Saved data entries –
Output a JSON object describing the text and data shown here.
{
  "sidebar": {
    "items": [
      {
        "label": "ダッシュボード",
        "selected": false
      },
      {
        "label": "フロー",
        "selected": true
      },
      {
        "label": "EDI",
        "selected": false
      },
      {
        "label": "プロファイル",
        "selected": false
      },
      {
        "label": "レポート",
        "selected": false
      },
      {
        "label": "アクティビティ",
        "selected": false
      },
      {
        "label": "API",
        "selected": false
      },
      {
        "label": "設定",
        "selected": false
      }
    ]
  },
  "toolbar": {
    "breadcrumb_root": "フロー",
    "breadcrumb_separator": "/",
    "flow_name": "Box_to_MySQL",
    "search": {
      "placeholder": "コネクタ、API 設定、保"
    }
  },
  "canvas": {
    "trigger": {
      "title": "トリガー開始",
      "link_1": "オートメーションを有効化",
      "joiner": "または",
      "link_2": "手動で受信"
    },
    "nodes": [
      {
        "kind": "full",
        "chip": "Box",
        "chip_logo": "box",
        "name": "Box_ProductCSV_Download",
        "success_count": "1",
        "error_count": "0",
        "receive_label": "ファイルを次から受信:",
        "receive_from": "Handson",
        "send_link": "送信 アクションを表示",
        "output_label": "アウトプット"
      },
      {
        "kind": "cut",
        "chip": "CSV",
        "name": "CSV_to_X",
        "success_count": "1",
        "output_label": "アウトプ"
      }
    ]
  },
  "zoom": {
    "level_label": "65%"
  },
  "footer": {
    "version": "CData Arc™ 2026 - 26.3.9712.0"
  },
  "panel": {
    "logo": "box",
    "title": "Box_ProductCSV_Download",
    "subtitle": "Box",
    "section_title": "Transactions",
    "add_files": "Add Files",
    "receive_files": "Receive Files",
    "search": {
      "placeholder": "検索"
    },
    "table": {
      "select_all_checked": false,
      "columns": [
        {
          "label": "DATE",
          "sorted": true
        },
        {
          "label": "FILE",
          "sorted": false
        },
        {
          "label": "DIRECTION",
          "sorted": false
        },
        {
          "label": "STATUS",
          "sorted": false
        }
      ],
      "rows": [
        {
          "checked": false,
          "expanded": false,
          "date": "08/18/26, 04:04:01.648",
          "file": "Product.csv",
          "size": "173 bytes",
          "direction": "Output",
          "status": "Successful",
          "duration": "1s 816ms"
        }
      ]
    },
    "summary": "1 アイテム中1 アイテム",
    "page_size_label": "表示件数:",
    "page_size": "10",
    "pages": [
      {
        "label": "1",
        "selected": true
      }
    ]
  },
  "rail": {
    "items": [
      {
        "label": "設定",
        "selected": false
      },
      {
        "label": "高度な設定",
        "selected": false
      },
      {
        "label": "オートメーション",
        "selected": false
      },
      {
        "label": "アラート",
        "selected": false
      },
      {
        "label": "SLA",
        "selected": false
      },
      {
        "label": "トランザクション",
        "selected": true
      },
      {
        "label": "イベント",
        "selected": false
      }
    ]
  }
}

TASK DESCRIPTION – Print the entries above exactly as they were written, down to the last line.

RESULT OF THIS TASK –
Output a JSON object describing the text and data shown here.
{
  "sidebar": {
    "items": [
      {
        "label": "ダッシュボード",
        "selected": false
      },
      {
        "label": "フロー",
        "selected": true
      },
      {
        "label": "EDI",
        "selected": false
      },
      {
        "label": "プロファイル",
        "selected": false
      },
      {
        "label": "レポート",
        "selected": false
      },
      {
        "label": "アクティビティ",
        "selected": false
      },
      {
        "label": "API",
        "selected": false
      },
      {
        "label": "設定",
        "selected": false
      }
    ]
  },
  "toolbar": {
    "breadcrumb_root": "フロー",
    "breadcrumb_separator": "/",
    "flow_name": "Box_to_MySQL",
    "search": {
      "placeholder": "コネクタ、API 設定、保"
    }
  },
  "canvas": {
    "trigger": {
      "title": "トリガー開始",
      "link_1": "オートメーションを有効化",
      "joiner": "または",
      "link_2": "手動で受信"
    },
    "nodes": [
      {
        "kind": "full",
        "chip": "Box",
        "chip_logo": "box",
        "name": "Box_ProductCSV_Download",
        "success_count": "1",
        "error_count": "0",
        "receive_label": "ファイルを次から受信:",
        "receive_from": "Handson",
        "send_link": "送信 アクションを表示",
        "output_label": "アウトプット"
      },
      {
        "kind": "cut",
        "chip": "CSV",
        "name": "CSV_to_X",
        "success_count": "1",
        "output_label": "アウトプ"
      }
    ]
  },
  "zoom": {
    "level_label": "65%"
  },
  "footer": {
    "version": "CData Arc™ 2026 - 26.3.9712.0"
  },
  "panel": {
    "logo": "box",
    "title": "Box_ProductCSV_Download",
    "subtitle": "Box",
    "section_title": "Transactions",
    "add_files": "Add Files",
    "receive_files": "Receive Files",
    "search": {
      "placeholder": "検索"
    },
    "table": {
      "select_all_checked": false,
      "columns": [
        {
          "label": "DATE",
          "sorted": true
        },
        {
          "label": "FILE",
          "sorted": false
        },
        {
          "label": "DIRECTION",
          "sorted": false
        },
        {
          "label": "STATUS",
          "sorted": false
        }
      ],
      "rows": [
        {
          "checked": false,
          "expanded": false,
          "date": "08/18/26, 04:04:01.648",
          "file": "Product.csv",
          "size": "173 bytes",
          "direction": "Output",
          "status": "Successful",
          "duration": "1s 816ms"
        }
      ]
    },
    "summary": "1 アイテム中1 アイテム",
    "page_size_label": "表示件数:",
    "page_size": "10",
    "pages": [
      {
        "label": "1",
        "selected": true
      }
    ]
  },
  "rail": {
    "items": [
      {
        "label": "設定",
        "selected": false
      },
      {
        "label": "高度な設定",
        "selected": false
      },
      {
        "label": "オートメーション",
        "selected": false
      },
      {
        "label": "アラート",
        "selected": false
      },
      {
        "label": "SLA",
        "selected": false
      },
      {
        "label": "トランザクション",
        "selected": true
      },
      {
        "label": "イベント",
        "selected": false
      }
    ]
  }
}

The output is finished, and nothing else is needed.